◆ **EXERCISE DETAILS**: Look through the lines below for the word "icon", and copy every line that has it.

(Data extracted from a collection)

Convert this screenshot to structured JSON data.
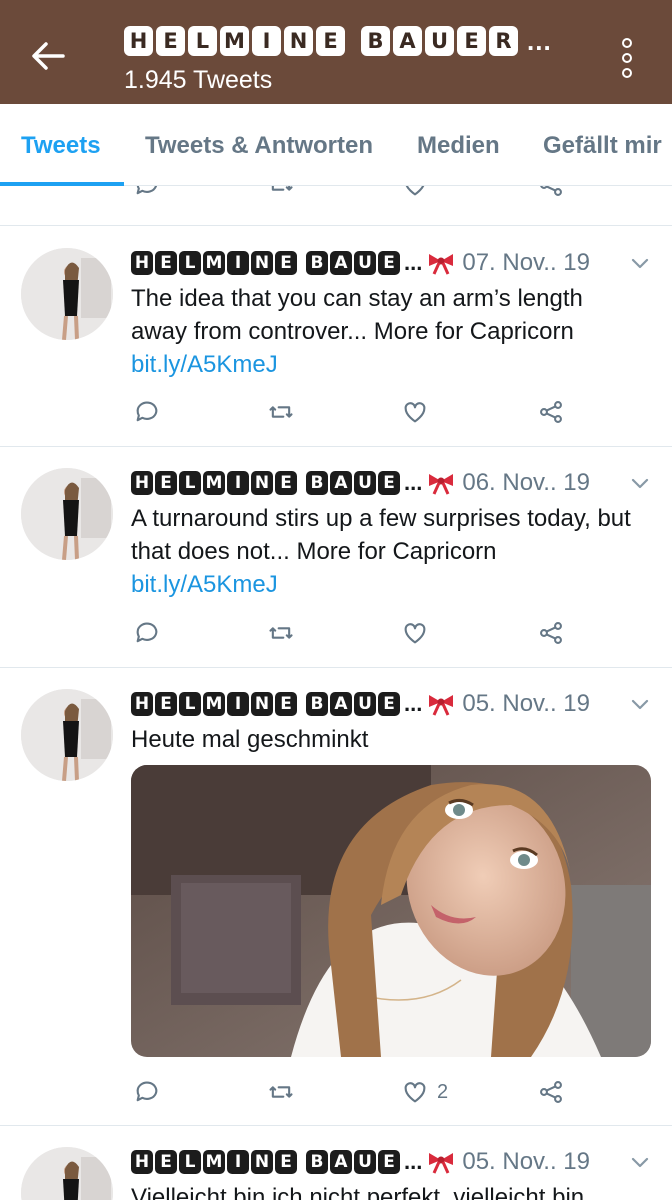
{
  "header": {
    "title_letters": [
      "H",
      "E",
      "L",
      "M",
      "I",
      "N",
      "E",
      "",
      "B",
      "A",
      "U",
      "E",
      "R"
    ],
    "title_ellipsis": "...",
    "subtitle": "1.945 Tweets",
    "background": "#6b4a3a",
    "back_icon": "arrow-left-icon",
    "menu_icon": "more-vertical-icon"
  },
  "tabs": [
    {
      "label": "Tweets",
      "active": true
    },
    {
      "label": "Tweets & Antworten",
      "active": false
    },
    {
      "label": "Medien",
      "active": false
    },
    {
      "label": "Gefällt mir",
      "active": false
    }
  ],
  "tweets": [
    {
      "name_letters": [
        "H",
        "E",
        "L",
        "M",
        "I",
        "N",
        "E",
        "",
        "B",
        "A",
        "U",
        "E"
      ],
      "name_ellipsis": "...",
      "date": "07. Nov.. 19",
      "text": "The idea that you can stay an arm’s length away from controver... More for Capricorn ",
      "link": "bit.ly/A5KmeJ",
      "likes": ""
    },
    {
      "name_letters": [
        "H",
        "E",
        "L",
        "M",
        "I",
        "N",
        "E",
        "",
        "B",
        "A",
        "U",
        "E"
      ],
      "name_ellipsis": "...",
      "date": "06. Nov.. 19",
      "text": "A turnaround stirs up a few surprises today, but that does not... More for Capricorn ",
      "link": "bit.ly/A5KmeJ",
      "likes": ""
    },
    {
      "name_letters": [
        "H",
        "E",
        "L",
        "M",
        "I",
        "N",
        "E",
        "",
        "B",
        "A",
        "U",
        "E"
      ],
      "name_ellipsis": "...",
      "date": "05. Nov.. 19",
      "text": "Heute mal geschminkt",
      "link": "",
      "likes": "2"
    },
    {
      "name_letters": [
        "H",
        "E",
        "L",
        "M",
        "I",
        "N",
        "E",
        "",
        "B",
        "A",
        "U",
        "E"
      ],
      "name_ellipsis": "...",
      "date": "05. Nov.. 19",
      "text": "Vielleicht bin ich nicht perfekt, vielleicht bin",
      "link": "",
      "likes": ""
    }
  ],
  "colors": {
    "accent": "#1da1f2",
    "link": "#1b95e0",
    "muted": "#657786",
    "divider": "#e1e8ed"
  }
}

◆ **RESULT FOR THIS TASK**:
    "back_icon": "arrow-left-icon",
    "menu_icon": "more-vertical-icon"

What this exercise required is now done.